### RECORDS SUPPLIED
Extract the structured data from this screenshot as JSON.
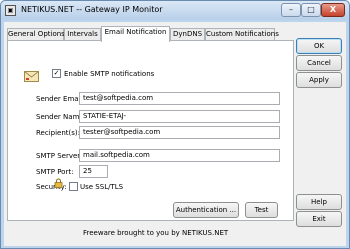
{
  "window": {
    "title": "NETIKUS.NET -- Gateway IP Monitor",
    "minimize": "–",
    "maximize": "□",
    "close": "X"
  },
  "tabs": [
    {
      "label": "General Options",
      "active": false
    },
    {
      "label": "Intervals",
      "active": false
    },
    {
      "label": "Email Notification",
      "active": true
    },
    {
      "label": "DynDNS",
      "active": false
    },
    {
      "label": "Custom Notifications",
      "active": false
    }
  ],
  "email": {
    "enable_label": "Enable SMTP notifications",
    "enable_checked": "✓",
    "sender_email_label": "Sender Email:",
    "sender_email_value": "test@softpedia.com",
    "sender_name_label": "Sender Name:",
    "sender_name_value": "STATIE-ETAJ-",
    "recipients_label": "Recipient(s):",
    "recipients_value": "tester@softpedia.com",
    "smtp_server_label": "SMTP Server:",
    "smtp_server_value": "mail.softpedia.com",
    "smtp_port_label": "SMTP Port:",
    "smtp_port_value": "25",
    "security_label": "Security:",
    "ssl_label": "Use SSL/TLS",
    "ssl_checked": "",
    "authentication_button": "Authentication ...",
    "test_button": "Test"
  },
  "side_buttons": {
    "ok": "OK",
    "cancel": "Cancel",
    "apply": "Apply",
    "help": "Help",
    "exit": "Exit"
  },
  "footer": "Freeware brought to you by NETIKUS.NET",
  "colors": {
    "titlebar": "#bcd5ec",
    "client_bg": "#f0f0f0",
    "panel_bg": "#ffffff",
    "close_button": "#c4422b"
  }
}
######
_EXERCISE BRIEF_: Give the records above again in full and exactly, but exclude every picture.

_EXERCISE RESULT_:
Extract the structured data from this screenshot as JSON.
{
  "window": {
    "title": "NETIKUS.NET -- Gateway IP Monitor",
    "minimize": "–",
    "maximize": "□",
    "close": "X"
  },
  "tabs": [
    {
      "label": "General Options",
      "active": false
    },
    {
      "label": "Intervals",
      "active": false
    },
    {
      "label": "Email Notification",
      "active": true
    },
    {
      "label": "DynDNS",
      "active": false
    },
    {
      "label": "Custom Notifications",
      "active": false
    }
  ],
  "email": {
    "enable_label": "Enable SMTP notifications",
    "enable_checked": "✓",
    "sender_email_label": "Sender Email:",
    "sender_email_value": "test@softpedia.com",
    "sender_name_label": "Sender Name:",
    "sender_name_value": "STATIE-ETAJ-",
    "recipients_label": "Recipient(s):",
    "recipients_value": "tester@softpedia.com",
    "smtp_server_label": "SMTP Server:",
    "smtp_server_value": "mail.softpedia.com",
    "smtp_port_label": "SMTP Port:",
    "smtp_port_value": "25",
    "security_label": "Security:",
    "ssl_label": "Use SSL/TLS",
    "ssl_checked": "",
    "authentication_button": "Authentication ...",
    "test_button": "Test"
  },
  "side_buttons": {
    "ok": "OK",
    "cancel": "Cancel",
    "apply": "Apply",
    "help": "Help",
    "exit": "Exit"
  },
  "footer": "Freeware brought to you by NETIKUS.NET",
  "colors": {
    "titlebar": "#bcd5ec",
    "client_bg": "#f0f0f0",
    "panel_bg": "#ffffff",
    "close_button": "#c4422b"
  }
}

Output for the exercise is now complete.